• Requirement:
In the records below, some lines contain the word "align". Copy each of them.

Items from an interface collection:
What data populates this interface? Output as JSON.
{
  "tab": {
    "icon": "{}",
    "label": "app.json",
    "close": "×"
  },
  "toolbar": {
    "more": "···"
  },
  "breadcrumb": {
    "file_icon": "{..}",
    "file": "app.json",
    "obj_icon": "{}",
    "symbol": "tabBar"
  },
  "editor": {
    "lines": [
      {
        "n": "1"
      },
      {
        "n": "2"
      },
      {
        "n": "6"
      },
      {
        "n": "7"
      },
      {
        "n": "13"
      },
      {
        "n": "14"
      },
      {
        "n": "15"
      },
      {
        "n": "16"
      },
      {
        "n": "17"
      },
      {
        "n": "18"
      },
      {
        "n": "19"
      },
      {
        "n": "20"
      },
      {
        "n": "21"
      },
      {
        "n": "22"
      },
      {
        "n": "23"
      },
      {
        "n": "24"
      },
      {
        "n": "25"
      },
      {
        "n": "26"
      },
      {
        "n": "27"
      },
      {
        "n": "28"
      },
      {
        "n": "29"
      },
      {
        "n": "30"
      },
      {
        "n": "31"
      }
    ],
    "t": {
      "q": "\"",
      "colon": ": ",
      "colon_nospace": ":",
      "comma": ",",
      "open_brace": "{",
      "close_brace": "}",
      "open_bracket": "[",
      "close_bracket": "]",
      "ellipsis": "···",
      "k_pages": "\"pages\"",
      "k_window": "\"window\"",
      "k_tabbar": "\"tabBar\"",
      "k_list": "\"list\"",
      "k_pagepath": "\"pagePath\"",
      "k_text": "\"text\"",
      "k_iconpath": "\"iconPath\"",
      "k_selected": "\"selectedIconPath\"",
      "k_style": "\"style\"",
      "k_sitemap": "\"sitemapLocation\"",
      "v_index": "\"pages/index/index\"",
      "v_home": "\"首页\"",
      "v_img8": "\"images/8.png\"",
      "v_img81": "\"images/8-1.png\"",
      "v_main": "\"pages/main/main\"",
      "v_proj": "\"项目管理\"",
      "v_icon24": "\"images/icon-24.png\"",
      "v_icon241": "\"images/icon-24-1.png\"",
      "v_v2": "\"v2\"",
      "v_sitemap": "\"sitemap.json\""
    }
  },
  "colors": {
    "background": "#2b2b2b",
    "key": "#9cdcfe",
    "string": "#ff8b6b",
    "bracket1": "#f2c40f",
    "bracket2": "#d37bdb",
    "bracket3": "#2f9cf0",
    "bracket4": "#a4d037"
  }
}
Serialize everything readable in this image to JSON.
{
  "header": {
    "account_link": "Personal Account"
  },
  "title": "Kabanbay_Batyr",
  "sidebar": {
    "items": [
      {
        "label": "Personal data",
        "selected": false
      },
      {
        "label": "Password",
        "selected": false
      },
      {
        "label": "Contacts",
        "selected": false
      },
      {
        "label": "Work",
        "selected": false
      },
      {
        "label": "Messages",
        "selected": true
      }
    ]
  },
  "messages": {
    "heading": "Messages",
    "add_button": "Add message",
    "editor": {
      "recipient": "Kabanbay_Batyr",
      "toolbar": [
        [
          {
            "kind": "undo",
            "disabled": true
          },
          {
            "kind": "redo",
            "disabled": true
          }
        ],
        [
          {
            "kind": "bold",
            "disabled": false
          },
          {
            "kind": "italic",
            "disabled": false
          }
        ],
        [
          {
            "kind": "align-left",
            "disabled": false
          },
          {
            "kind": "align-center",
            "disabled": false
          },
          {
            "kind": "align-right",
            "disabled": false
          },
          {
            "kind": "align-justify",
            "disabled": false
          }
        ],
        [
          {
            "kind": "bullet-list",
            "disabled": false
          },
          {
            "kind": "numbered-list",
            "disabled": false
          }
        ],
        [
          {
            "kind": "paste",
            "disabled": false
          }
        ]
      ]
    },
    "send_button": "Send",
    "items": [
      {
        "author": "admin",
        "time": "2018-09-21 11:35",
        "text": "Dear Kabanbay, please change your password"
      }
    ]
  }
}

• Problem solution:
            "kind": "align-left",
            "kind": "align-center",
            "kind": "align-right",
            "kind": "align-justify",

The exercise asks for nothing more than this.